Your instructions –
All of the entries must be output exactly as they are.
━━━━━━━━
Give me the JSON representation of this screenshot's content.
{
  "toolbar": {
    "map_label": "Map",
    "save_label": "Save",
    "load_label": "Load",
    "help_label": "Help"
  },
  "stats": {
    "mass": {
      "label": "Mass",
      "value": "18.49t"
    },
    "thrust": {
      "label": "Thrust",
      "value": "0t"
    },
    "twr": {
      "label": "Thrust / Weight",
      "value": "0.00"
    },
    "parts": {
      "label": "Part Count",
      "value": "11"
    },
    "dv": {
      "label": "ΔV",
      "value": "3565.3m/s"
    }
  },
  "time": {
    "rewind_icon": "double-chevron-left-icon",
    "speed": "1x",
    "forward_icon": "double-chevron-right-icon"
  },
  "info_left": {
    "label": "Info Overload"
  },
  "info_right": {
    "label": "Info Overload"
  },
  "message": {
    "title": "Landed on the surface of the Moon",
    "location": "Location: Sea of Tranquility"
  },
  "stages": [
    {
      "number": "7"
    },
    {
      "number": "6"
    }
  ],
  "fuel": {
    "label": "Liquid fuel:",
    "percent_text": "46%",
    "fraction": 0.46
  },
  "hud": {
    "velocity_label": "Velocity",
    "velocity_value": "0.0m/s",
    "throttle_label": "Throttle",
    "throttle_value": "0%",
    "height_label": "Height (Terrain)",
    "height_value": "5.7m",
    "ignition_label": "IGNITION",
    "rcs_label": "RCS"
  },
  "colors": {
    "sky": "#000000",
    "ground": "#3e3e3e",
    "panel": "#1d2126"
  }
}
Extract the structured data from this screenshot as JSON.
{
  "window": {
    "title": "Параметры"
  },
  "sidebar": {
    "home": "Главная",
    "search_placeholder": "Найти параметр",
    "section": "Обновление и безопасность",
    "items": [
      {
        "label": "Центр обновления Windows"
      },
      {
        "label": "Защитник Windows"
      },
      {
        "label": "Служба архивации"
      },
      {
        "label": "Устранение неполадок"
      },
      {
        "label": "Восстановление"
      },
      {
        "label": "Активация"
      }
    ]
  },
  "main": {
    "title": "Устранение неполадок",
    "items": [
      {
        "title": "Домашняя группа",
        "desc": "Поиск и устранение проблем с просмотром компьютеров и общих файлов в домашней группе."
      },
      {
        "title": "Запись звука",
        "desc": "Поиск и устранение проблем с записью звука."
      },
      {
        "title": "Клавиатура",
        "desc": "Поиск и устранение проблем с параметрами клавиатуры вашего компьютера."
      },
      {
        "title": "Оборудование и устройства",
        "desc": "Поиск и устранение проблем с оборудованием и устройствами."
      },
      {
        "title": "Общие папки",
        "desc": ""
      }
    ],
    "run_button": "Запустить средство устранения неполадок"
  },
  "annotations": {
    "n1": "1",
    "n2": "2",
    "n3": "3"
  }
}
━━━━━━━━
Answer for the task –
Give me the JSON representation of this screenshot's content.
{
  "toolbar": {
    "map_label": "Map",
    "save_label": "Save",
    "load_label": "Load",
    "help_label": "Help"
  },
  "stats": {
    "mass": {
      "label": "Mass",
      "value": "18.49t"
    },
    "thrust": {
      "label": "Thrust",
      "value": "0t"
    },
    "twr": {
      "label": "Thrust / Weight",
      "value": "0.00"
    },
    "parts": {
      "label": "Part Count",
      "value": "11"
    },
    "dv": {
      "label": "ΔV",
      "value": "3565.3m/s"
    }
  },
  "time": {
    "rewind_icon": "double-chevron-left-icon",
    "speed": "1x",
    "forward_icon": "double-chevron-right-icon"
  },
  "info_left": {
    "label": "Info Overload"
  },
  "info_right": {
    "label": "Info Overload"
  },
  "message": {
    "title": "Landed on the surface of the Moon",
    "location": "Location: Sea of Tranquility"
  },
  "stages": [
    {
      "number": "7"
    },
    {
      "number": "6"
    }
  ],
  "fuel": {
    "label": "Liquid fuel:",
    "percent_text": "46%",
    "fraction": 0.46
  },
  "hud": {
    "velocity_label": "Velocity",
    "velocity_value": "0.0m/s",
    "throttle_label": "Throttle",
    "throttle_value": "0%",
    "height_label": "Height (Terrain)",
    "height_value": "5.7m",
    "ignition_label": "IGNITION",
    "rcs_label": "RCS"
  },
  "colors": {
    "sky": "#000000",
    "ground": "#3e3e3e",
    "panel": "#1d2126"
  }
}
Extract the structured data from this screenshot as JSON.
{
  "window": {
    "title": "Параметры"
  },
  "sidebar": {
    "home": "Главная",
    "search_placeholder": "Найти параметр",
    "section": "Обновление и безопасность",
    "items": [
      {
        "label": "Центр обновления Windows"
      },
      {
        "label": "Защитник Windows"
      },
      {
        "label": "Служба архивации"
      },
      {
        "label": "Устранение неполадок"
      },
      {
        "label": "Восстановление"
      },
      {
        "label": "Активация"
      }
    ]
  },
  "main": {
    "title": "Устранение неполадок",
    "items": [
      {
        "title": "Домашняя группа",
        "desc": "Поиск и устранение проблем с просмотром компьютеров и общих файлов в домашней группе."
      },
      {
        "title": "Запись звука",
        "desc": "Поиск и устранение проблем с записью звука."
      },
      {
        "title": "Клавиатура",
        "desc": "Поиск и устранение проблем с параметрами клавиатуры вашего компьютера."
      },
      {
        "title": "Оборудование и устройства",
        "desc": "Поиск и устранение проблем с оборудованием и устройствами."
      },
      {
        "title": "Общие папки",
        "desc": ""
      }
    ],
    "run_button": "Запустить средство устранения неполадок"
  },
  "annotations": {
    "n1": "1",
    "n2": "2",
    "n3": "3"
  }
}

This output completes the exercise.